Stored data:
---+---
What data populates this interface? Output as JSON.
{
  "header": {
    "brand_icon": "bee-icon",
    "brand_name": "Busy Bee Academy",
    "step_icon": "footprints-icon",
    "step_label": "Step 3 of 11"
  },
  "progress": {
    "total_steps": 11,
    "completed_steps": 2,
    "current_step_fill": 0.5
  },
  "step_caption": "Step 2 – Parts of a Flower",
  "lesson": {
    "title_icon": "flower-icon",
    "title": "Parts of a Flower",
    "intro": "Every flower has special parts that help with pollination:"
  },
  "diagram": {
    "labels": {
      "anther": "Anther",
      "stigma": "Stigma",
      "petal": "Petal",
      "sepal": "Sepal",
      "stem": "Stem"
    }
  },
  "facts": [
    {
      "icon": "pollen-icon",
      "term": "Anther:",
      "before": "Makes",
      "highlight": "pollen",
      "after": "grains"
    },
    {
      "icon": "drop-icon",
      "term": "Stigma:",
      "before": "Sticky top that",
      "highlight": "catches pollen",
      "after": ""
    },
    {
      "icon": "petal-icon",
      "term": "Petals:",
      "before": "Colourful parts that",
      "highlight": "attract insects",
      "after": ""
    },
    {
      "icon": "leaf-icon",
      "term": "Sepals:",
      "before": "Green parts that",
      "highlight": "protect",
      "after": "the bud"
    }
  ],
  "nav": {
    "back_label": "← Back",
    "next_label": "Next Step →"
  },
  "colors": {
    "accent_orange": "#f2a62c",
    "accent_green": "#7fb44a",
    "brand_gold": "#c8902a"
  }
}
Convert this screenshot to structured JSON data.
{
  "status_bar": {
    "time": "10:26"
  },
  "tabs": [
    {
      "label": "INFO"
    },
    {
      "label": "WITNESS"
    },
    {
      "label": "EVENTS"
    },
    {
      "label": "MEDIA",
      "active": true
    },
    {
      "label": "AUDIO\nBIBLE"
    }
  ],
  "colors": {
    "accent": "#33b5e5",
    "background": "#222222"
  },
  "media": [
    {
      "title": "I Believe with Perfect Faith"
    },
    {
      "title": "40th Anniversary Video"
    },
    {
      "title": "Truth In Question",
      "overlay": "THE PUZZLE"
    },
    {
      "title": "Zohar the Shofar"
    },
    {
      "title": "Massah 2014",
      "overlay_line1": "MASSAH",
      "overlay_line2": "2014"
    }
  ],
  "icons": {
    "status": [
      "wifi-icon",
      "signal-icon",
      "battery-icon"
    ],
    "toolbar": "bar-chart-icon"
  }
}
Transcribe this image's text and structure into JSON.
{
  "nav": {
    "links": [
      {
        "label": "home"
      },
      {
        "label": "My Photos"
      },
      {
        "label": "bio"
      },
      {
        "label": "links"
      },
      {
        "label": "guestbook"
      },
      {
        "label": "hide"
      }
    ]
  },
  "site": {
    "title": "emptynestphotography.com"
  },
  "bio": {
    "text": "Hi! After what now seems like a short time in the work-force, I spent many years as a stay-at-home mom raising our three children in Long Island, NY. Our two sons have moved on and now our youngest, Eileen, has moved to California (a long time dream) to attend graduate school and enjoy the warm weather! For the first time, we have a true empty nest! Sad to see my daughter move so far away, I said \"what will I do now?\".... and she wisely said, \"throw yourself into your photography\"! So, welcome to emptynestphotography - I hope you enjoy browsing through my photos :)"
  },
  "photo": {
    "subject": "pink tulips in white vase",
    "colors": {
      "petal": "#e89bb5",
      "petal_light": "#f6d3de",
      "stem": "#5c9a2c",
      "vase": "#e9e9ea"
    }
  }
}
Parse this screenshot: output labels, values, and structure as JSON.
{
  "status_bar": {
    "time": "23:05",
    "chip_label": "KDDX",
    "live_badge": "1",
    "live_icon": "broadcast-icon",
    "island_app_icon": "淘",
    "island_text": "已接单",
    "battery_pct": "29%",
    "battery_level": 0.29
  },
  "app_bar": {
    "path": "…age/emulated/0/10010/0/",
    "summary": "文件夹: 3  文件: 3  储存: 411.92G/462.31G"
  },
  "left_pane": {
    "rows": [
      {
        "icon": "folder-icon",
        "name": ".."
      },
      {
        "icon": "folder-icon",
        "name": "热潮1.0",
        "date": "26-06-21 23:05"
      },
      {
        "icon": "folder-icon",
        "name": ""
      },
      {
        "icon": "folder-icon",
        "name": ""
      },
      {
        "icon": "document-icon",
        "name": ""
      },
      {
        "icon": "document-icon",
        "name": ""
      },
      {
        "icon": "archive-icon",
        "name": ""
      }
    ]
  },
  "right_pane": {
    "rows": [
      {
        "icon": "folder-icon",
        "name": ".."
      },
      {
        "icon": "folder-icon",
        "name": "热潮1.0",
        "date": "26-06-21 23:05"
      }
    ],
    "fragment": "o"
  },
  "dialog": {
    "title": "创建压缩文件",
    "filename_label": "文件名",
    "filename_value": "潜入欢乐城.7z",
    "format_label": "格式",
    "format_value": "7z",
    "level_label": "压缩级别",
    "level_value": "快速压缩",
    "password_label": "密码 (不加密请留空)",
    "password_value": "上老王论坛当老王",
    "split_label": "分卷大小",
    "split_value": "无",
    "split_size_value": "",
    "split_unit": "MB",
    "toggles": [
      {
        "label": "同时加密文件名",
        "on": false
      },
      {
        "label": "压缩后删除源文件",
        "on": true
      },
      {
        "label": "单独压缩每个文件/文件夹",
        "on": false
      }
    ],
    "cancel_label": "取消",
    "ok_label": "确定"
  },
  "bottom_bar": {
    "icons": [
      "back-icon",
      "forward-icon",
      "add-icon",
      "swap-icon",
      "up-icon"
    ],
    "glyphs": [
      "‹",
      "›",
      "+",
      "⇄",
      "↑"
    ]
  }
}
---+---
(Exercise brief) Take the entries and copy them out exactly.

(Exercise output)
What data populates this interface? Output as JSON.
{
  "header": {
    "brand_icon": "bee-icon",
    "brand_name": "Busy Bee Academy",
    "step_icon": "footprints-icon",
    "step_label": "Step 3 of 11"
  },
  "progress": {
    "total_steps": 11,
    "completed_steps": 2,
    "current_step_fill": 0.5
  },
  "step_caption": "Step 2 – Parts of a Flower",
  "lesson": {
    "title_icon": "flower-icon",
    "title": "Parts of a Flower",
    "intro": "Every flower has special parts that help with pollination:"
  },
  "diagram": {
    "labels": {
      "anther": "Anther",
      "stigma": "Stigma",
      "petal": "Petal",
      "sepal": "Sepal",
      "stem": "Stem"
    }
  },
  "facts": [
    {
      "icon": "pollen-icon",
      "term": "Anther:",
      "before": "Makes",
      "highlight": "pollen",
      "after": "grains"
    },
    {
      "icon": "drop-icon",
      "term": "Stigma:",
      "before": "Sticky top that",
      "highlight": "catches pollen",
      "after": ""
    },
    {
      "icon": "petal-icon",
      "term": "Petals:",
      "before": "Colourful parts that",
      "highlight": "attract insects",
      "after": ""
    },
    {
      "icon": "leaf-icon",
      "term": "Sepals:",
      "before": "Green parts that",
      "highlight": "protect",
      "after": "the bud"
    }
  ],
  "nav": {
    "back_label": "← Back",
    "next_label": "Next Step →"
  },
  "colors": {
    "accent_orange": "#f2a62c",
    "accent_green": "#7fb44a",
    "brand_gold": "#c8902a"
  }
}
Convert this screenshot to structured JSON data.
{
  "status_bar": {
    "time": "10:26"
  },
  "tabs": [
    {
      "label": "INFO"
    },
    {
      "label": "WITNESS"
    },
    {
      "label": "EVENTS"
    },
    {
      "label": "MEDIA",
      "active": true
    },
    {
      "label": "AUDIO\nBIBLE"
    }
  ],
  "colors": {
    "accent": "#33b5e5",
    "background": "#222222"
  },
  "media": [
    {
      "title": "I Believe with Perfect Faith"
    },
    {
      "title": "40th Anniversary Video"
    },
    {
      "title": "Truth In Question",
      "overlay": "THE PUZZLE"
    },
    {
      "title": "Zohar the Shofar"
    },
    {
      "title": "Massah 2014",
      "overlay_line1": "MASSAH",
      "overlay_line2": "2014"
    }
  ],
  "icons": {
    "status": [
      "wifi-icon",
      "signal-icon",
      "battery-icon"
    ],
    "toolbar": "bar-chart-icon"
  }
}
Transcribe this image's text and structure into JSON.
{
  "nav": {
    "links": [
      {
        "label": "home"
      },
      {
        "label": "My Photos"
      },
      {
        "label": "bio"
      },
      {
        "label": "links"
      },
      {
        "label": "guestbook"
      },
      {
        "label": "hide"
      }
    ]
  },
  "site": {
    "title": "emptynestphotography.com"
  },
  "bio": {
    "text": "Hi! After what now seems like a short time in the work-force, I spent many years as a stay-at-home mom raising our three children in Long Island, NY. Our two sons have moved on and now our youngest, Eileen, has moved to California (a long time dream) to attend graduate school and enjoy the warm weather! For the first time, we have a true empty nest! Sad to see my daughter move so far away, I said \"what will I do now?\".... and she wisely said, \"throw yourself into your photography\"! So, welcome to emptynestphotography - I hope you enjoy browsing through my photos :)"
  },
  "photo": {
    "subject": "pink tulips in white vase",
    "colors": {
      "petal": "#e89bb5",
      "petal_light": "#f6d3de",
      "stem": "#5c9a2c",
      "vase": "#e9e9ea"
    }
  }
}
Parse this screenshot: output labels, values, and structure as JSON.
{
  "status_bar": {
    "time": "23:05",
    "chip_label": "KDDX",
    "live_badge": "1",
    "live_icon": "broadcast-icon",
    "island_app_icon": "淘",
    "island_text": "已接单",
    "battery_pct": "29%",
    "battery_level": 0.29
  },
  "app_bar": {
    "path": "…age/emulated/0/10010/0/",
    "summary": "文件夹: 3  文件: 3  储存: 411.92G/462.31G"
  },
  "left_pane": {
    "rows": [
      {
        "icon": "folder-icon",
        "name": ".."
      },
      {
        "icon": "folder-icon",
        "name": "热潮1.0",
        "date": "26-06-21 23:05"
      },
      {
        "icon": "folder-icon",
        "name": ""
      },
      {
        "icon": "folder-icon",
        "name": ""
      },
      {
        "icon": "document-icon",
        "name": ""
      },
      {
        "icon": "document-icon",
        "name": ""
      },
      {
        "icon": "archive-icon",
        "name": ""
      }
    ]
  },
  "right_pane": {
    "rows": [
      {
        "icon": "folder-icon",
        "name": ".."
      },
      {
        "icon": "folder-icon",
        "name": "热潮1.0",
        "date": "26-06-21 23:05"
      }
    ],
    "fragment": "o"
  },
  "dialog": {
    "title": "创建压缩文件",
    "filename_label": "文件名",
    "filename_value": "潜入欢乐城.7z",
    "format_label": "格式",
    "format_value": "7z",
    "level_label": "压缩级别",
    "level_value": "快速压缩",
    "password_label": "密码 (不加密请留空)",
    "password_value": "上老王论坛当老王",
    "split_label": "分卷大小",
    "split_value": "无",
    "split_size_value": "",
    "split_unit": "MB",
    "toggles": [
      {
        "label": "同时加密文件名",
        "on": false
      },
      {
        "label": "压缩后删除源文件",
        "on": true
      },
      {
        "label": "单独压缩每个文件/文件夹",
        "on": false
      }
    ],
    "cancel_label": "取消",
    "ok_label": "确定"
  },
  "bottom_bar": {
    "icons": [
      "back-icon",
      "forward-icon",
      "add-icon",
      "swap-icon",
      "up-icon"
    ],
    "glyphs": [
      "‹",
      "›",
      "+",
      "⇄",
      "↑"
    ]
  }
}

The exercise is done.